Several aspects are unclear at the time of writing: Will the $1.2 billion include the doses, or will they be purchased separately? Will AstraZeneca attempt to strictly enforce its patents, or will this vaccine, tested and manufactured with government support, be a public good?
Other Belt and Road news:
Piraeus Is a Top Port in Mediterranean
The Port of Piraeus has become the top container port in the Mediterranean as of the end of 2019, having handled a total of 5.65 million 20-foot equivalent units (TEUs) for that year, according to the Piraeus Port Authority (OLP) on May 20. OLP is majority owned by the Chinese state shipping company COSCO.
The announcement came from the Port’s chief executive officer Capt. Fu Chengqiu at a teleconference where he presented the port’s financial figures for last year to the Hellenic Fund and Asset Management Association, according to Xinhua. “2019 was the most successful year in terms of profitability. The successful financial management also brings additional revenue to the Greek state due to increased concession fees, dividends, insurance contributions etc. and contributes to the welfare of the local communities,” Captain Fu said. Indicating that growth has continued despite the economic crisis caused by the coronavirus, he reported that container handling has grown by more than 2% on an annual basis in the January-April period.
In a separate interview with Xinhua former Greek Prime Minister George Papandreou said Greece can act as a strong link between China and the European Union in the context of the Belt and Road Initiative. “The experiences of our productive cooperation can be very useful at a European level. I believe in a productive relationship between China and the European Union,” Papandreou stated. “The Belt and Road Initiative should be a joint project, and one that will redefine our relationships for the next century. It will be crucial that Europe and China work together in regions such as Africa, the Caucasus and the Middle East,” where the BRI project is being implemented, Papandreou said. “Greece will be a strong link between China and other European countries.”

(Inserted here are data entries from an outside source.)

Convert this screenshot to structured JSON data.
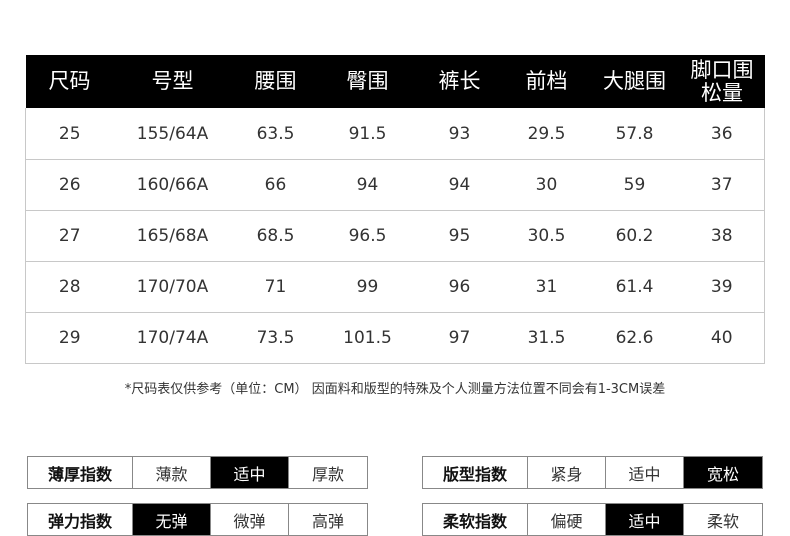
{
  "table": {
    "headers": [
      "尺码",
      "号型",
      "腰围",
      "臀围",
      "裤长",
      "前档",
      "大腿围",
      "脚口围\n松量"
    ],
    "rows": [
      [
        "25",
        "155/64A",
        "63.5",
        "91.5",
        "93",
        "29.5",
        "57.8",
        "36"
      ],
      [
        "26",
        "160/66A",
        "66",
        "94",
        "94",
        "30",
        "59",
        "37"
      ],
      [
        "27",
        "165/68A",
        "68.5",
        "96.5",
        "95",
        "30.5",
        "60.2",
        "38"
      ],
      [
        "28",
        "170/70A",
        "71",
        "99",
        "96",
        "31",
        "61.4",
        "39"
      ],
      [
        "29",
        "170/74A",
        "73.5",
        "101.5",
        "97",
        "31.5",
        "62.6",
        "40"
      ]
    ]
  },
  "note": "*尺码表仅供参考（单位：CM） 因面料和版型的特殊及个人测量方法位置不同会有1-3CM误差",
  "indices": [
    {
      "label": "薄厚指数",
      "options": [
        "薄款",
        "适中",
        "厚款"
      ],
      "selected": 1
    },
    {
      "label": "版型指数",
      "options": [
        "紧身",
        "适中",
        "宽松"
      ],
      "selected": 2
    },
    {
      "label": "弹力指数",
      "options": [
        "无弹",
        "微弹",
        "高弹"
      ],
      "selected": 0
    },
    {
      "label": "柔软指数",
      "options": [
        "偏硬",
        "适中",
        "柔软"
      ],
      "selected": 1
    }
  ]
}
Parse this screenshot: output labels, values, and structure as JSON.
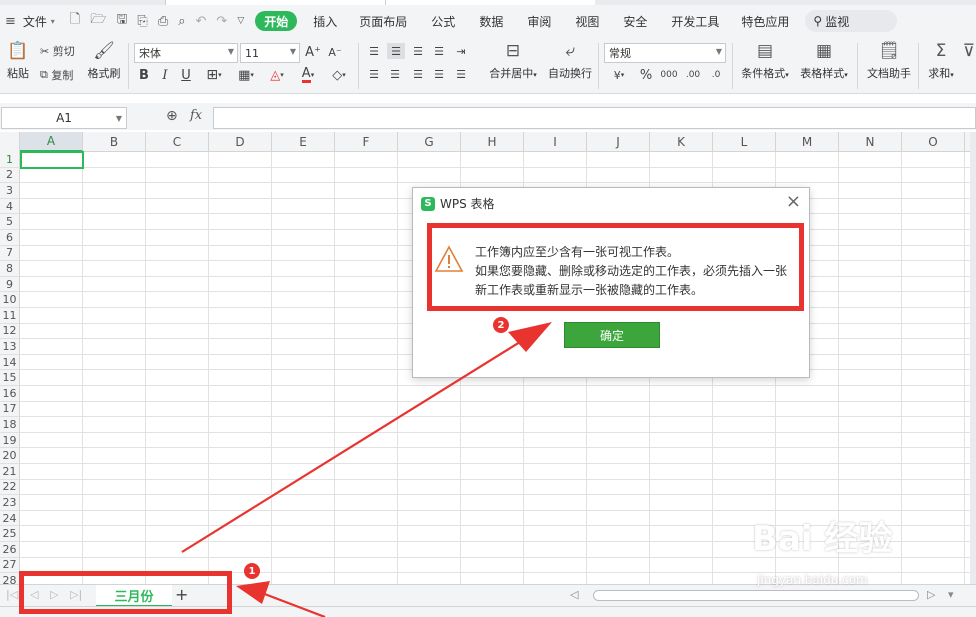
{
  "menubar": {
    "file": "文件",
    "tabs": [
      "开始",
      "插入",
      "页面布局",
      "公式",
      "数据",
      "审阅",
      "视图",
      "安全",
      "开发工具",
      "特色应用"
    ],
    "active_tab": "开始",
    "search": "监视"
  },
  "ribbon": {
    "paste": "粘贴",
    "cut": "剪切",
    "copy": "复制",
    "format_painter": "格式刷",
    "font_name": "宋体",
    "font_size": "11",
    "merge_center": "合并居中",
    "auto_wrap": "自动换行",
    "number_format": "常规",
    "conditional_format": "条件格式",
    "table_style": "表格样式",
    "doc_assistant": "文档助手",
    "sum": "求和",
    "bold": "B",
    "italic": "I",
    "underline": "U",
    "increase_font": "A⁺",
    "decrease_font": "A⁻"
  },
  "formula_bar": {
    "name_box": "A1",
    "fx": "fx"
  },
  "columns": [
    "A",
    "B",
    "C",
    "D",
    "E",
    "F",
    "G",
    "H",
    "I",
    "J",
    "K",
    "L",
    "M",
    "N",
    "O"
  ],
  "rows": [
    "1",
    "2",
    "3",
    "4",
    "5",
    "6",
    "7",
    "8",
    "9",
    "10",
    "11",
    "12",
    "13",
    "14",
    "15",
    "16",
    "17",
    "18",
    "19",
    "20",
    "21",
    "22",
    "23",
    "24",
    "25",
    "26",
    "27",
    "28"
  ],
  "sheet_tabs": {
    "active": "三月份",
    "add": "+"
  },
  "dialog": {
    "title": "WPS 表格",
    "line1": "工作簿内应至少含有一张可视工作表。",
    "line2": "如果您要隐藏、删除或移动选定的工作表，必须先插入一张",
    "line3": "新工作表或重新显示一张被隐藏的工作表。",
    "ok": "确定"
  },
  "annotations": {
    "badge1": "1",
    "badge2": "2"
  },
  "watermark": {
    "logo": "Bai 经验",
    "url": "jingyan.baidu.com"
  },
  "colors": {
    "accent": "#2eb85c",
    "annotation_red": "#e8332f"
  }
}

Papandreou also called for Greece and China to join forces to offer the world new approaches to healthcare delivery. “As the Belt and Road project speaks of both common interests and common destinies, health seems to be the one issue that highlights these values. Access for all citizens without exception to the health systems of the countries participating in this comprehensive project would strengthen the Belt and Road and give it a deeper meaning,” he argued.
China Continues Research on Faster Magnetic-levitation trains

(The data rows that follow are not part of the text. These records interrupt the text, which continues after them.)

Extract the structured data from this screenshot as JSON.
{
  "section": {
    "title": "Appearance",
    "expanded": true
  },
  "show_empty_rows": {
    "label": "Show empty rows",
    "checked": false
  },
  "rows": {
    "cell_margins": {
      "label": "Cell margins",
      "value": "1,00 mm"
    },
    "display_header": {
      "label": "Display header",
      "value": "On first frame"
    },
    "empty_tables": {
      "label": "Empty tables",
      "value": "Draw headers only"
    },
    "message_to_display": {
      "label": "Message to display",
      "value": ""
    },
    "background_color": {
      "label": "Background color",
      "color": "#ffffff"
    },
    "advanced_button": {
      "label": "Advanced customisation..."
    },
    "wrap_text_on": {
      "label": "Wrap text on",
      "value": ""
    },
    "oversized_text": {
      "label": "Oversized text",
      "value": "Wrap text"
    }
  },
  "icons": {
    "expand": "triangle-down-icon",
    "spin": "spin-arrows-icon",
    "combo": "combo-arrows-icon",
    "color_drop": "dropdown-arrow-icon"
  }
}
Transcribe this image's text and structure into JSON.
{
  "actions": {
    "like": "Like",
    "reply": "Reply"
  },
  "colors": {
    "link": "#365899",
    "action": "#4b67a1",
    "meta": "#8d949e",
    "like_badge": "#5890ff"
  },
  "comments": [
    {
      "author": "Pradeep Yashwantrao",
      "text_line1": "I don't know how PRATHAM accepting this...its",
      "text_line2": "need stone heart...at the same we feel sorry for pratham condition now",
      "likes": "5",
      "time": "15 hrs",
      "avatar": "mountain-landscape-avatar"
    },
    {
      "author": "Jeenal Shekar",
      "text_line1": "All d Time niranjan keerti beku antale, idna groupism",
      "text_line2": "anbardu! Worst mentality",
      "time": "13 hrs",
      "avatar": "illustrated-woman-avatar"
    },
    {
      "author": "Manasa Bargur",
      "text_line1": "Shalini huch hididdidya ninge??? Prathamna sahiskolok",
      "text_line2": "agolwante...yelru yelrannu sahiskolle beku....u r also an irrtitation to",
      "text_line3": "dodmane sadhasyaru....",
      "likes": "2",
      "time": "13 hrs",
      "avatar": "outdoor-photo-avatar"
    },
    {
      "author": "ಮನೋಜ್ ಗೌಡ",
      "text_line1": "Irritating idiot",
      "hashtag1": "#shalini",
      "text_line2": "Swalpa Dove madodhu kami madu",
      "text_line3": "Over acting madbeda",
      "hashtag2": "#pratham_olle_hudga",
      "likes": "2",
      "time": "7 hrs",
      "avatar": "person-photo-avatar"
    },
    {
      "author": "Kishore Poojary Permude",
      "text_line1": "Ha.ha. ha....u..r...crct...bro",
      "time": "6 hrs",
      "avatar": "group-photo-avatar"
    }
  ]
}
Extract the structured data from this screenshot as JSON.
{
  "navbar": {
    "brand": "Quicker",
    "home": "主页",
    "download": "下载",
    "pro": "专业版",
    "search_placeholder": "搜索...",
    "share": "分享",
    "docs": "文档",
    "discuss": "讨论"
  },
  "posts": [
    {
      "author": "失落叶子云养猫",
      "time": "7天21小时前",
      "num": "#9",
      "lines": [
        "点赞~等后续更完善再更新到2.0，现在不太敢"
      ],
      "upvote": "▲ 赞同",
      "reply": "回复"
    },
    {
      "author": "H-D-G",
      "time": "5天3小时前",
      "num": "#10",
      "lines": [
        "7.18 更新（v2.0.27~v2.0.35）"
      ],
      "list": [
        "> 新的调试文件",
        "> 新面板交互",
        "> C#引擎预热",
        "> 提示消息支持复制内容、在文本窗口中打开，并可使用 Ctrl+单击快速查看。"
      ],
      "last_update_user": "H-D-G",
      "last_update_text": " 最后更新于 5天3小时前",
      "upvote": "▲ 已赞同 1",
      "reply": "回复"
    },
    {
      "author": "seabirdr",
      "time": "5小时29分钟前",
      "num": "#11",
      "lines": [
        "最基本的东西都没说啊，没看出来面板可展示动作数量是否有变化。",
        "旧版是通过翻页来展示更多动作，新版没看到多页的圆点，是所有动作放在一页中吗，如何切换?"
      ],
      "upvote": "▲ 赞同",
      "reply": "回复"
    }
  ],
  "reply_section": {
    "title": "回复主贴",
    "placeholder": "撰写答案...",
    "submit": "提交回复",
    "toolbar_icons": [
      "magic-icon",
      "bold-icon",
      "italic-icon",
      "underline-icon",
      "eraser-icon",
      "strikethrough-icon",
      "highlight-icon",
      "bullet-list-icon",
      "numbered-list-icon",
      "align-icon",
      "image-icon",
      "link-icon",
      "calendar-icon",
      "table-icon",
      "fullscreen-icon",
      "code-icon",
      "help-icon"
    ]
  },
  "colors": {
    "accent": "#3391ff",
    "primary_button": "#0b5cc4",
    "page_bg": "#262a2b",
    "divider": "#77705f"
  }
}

China is expanding its use of domestically produced maglev technology. A project to develop maglev trains that could run at speeds of up to 1,000 kilometers an hour, instead of today’s maximum speeds of somewhere in the 400s, is about to start in Hebei province.
A report in the Construction Review Online published on May 21 stated that experimental maglev tracks which would have been laid in the central Hebei province earlier this year, but were delayed due to the current pandemic, would soon be constructed. The news daily reported that China Railway Group Limited was tasked with conducting a feasibility study for a new maglev network stretching from Guangzhou to Beijing on which trains could travel at between 600 kph and 1,000 kph.

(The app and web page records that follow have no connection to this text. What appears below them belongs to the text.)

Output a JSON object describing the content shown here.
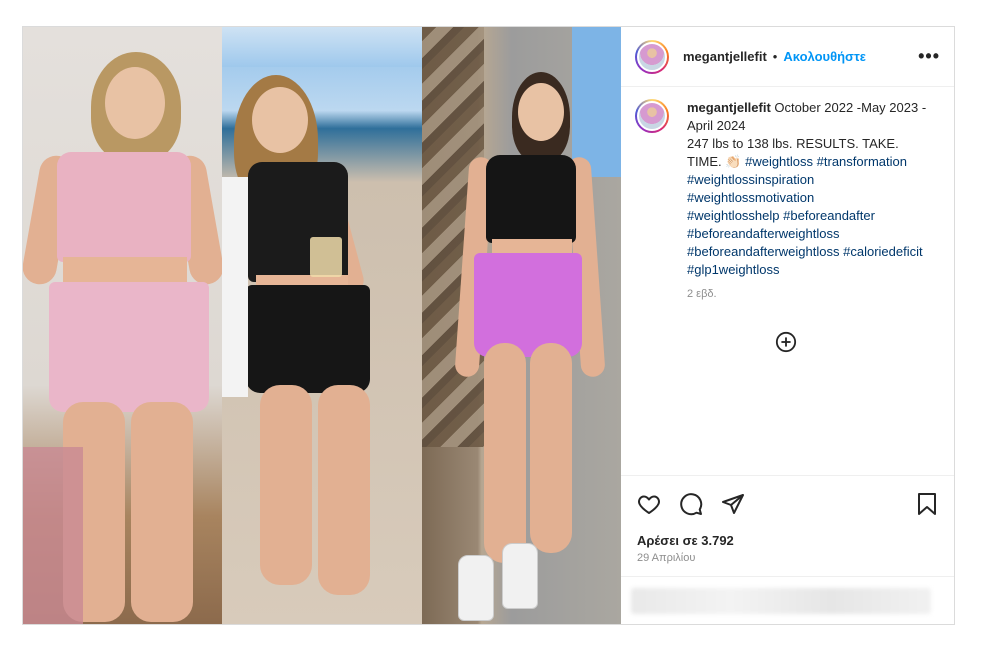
{
  "post": {
    "username": "megantjellefit",
    "follow_label": "Ακολουθήστε",
    "separator": "•",
    "more_label": "•••",
    "caption": {
      "username": "megantjellefit",
      "text_line1": " October 2022 -May 2023 -April 2024",
      "text_line2": "247 lbs to 138 lbs. RESULTS. TAKE. TIME. 👏🏻",
      "hashtags": [
        "#weightloss",
        "#transformation",
        "#weightlossinspiration",
        "#weightlossmotivation",
        "#weightlosshelp",
        "#beforeandafter",
        "#beforeandafterweightloss",
        "#beforeandafterweightloss",
        "#caloriedeficit",
        "#glp1weightloss"
      ],
      "time_ago": "2 εβδ."
    },
    "likes": "Αρέσει σε 3.792",
    "date": "29 Απριλίου"
  },
  "colors": {
    "accent": "#0095f6",
    "hashtag": "#00376b",
    "muted": "#8e8e8e",
    "border": "#dbdbdb"
  },
  "icons": {
    "like": "heart-icon",
    "comment": "comment-icon",
    "share": "paper-plane-icon",
    "save": "bookmark-icon",
    "add": "plus-circle-icon",
    "more": "more-options-icon"
  }
}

China already uses domestically produced maglev technology: In the Changsha maglev express, which opened for commercial use in 2016 and runs from the airport to the city’s high-speed rail station at a speed of approximately 100 kph, and the S1 line on the Beijing subway system, which also travels at 100 kph and was opened at the very end of 2017.
This type of large scale investment in infrastructure is one of the key elements in China’s earlier response to the financial crisis in 2008 and seems to be part of the relaunching of the economy in the wake of the COVID-19 outbreak and subsequent lockdown.